[[ Provided data open ]]
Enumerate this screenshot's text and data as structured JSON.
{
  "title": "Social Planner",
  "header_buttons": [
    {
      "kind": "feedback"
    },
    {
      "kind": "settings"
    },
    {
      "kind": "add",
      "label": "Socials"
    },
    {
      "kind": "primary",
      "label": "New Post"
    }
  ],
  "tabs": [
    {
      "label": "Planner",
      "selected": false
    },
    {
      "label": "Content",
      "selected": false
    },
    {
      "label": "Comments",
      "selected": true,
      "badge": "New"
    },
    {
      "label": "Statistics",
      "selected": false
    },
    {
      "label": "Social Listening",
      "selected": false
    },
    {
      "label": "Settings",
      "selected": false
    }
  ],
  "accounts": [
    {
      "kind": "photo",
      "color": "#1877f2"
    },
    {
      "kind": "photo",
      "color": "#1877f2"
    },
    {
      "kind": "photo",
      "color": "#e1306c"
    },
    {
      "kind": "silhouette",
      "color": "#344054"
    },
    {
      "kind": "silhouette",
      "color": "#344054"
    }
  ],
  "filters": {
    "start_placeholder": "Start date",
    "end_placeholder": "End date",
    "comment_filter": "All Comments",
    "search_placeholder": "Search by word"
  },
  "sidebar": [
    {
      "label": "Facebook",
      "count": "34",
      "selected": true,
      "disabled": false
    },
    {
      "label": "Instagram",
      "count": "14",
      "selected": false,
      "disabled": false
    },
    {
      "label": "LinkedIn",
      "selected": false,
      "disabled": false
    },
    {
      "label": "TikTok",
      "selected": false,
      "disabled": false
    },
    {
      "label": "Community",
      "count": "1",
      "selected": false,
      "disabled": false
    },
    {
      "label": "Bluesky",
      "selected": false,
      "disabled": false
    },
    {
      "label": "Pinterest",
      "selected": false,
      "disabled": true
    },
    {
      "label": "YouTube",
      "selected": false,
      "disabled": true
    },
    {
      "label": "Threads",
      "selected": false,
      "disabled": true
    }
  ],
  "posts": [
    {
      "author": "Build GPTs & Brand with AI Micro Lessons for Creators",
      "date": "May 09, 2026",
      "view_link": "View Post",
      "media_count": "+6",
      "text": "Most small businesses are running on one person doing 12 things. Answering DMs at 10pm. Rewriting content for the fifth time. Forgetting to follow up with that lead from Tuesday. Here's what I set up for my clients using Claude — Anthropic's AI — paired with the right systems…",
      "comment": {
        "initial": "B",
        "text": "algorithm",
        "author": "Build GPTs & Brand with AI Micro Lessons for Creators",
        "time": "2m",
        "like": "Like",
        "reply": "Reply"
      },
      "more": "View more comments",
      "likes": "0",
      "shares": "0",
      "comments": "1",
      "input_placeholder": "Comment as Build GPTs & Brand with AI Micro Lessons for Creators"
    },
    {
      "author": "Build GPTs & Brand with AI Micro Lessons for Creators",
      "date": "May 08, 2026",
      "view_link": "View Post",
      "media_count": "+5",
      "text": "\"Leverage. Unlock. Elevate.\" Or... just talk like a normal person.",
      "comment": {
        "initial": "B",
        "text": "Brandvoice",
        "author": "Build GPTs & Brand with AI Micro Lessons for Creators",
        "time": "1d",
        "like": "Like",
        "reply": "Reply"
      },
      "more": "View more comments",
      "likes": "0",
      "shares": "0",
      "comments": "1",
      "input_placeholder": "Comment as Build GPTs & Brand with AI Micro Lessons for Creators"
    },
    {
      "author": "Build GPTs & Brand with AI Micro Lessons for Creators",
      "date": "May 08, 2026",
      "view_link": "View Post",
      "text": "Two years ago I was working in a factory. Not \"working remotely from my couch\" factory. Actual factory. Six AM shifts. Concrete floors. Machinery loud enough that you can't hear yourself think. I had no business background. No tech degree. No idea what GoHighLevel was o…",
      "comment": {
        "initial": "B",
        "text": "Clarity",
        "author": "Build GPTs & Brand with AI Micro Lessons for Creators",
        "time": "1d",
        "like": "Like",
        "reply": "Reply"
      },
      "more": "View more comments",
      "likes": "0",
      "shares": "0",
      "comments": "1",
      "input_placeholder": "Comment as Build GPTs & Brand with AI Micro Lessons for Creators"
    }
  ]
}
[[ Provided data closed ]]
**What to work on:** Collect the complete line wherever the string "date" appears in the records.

**Answer to the exercise:**
    "start_placeholder": "Start date",
    "end_placeholder": "End date",
      "date": "May 09, 2026",
      "date": "May 08, 2026",
      "date": "May 08, 2026",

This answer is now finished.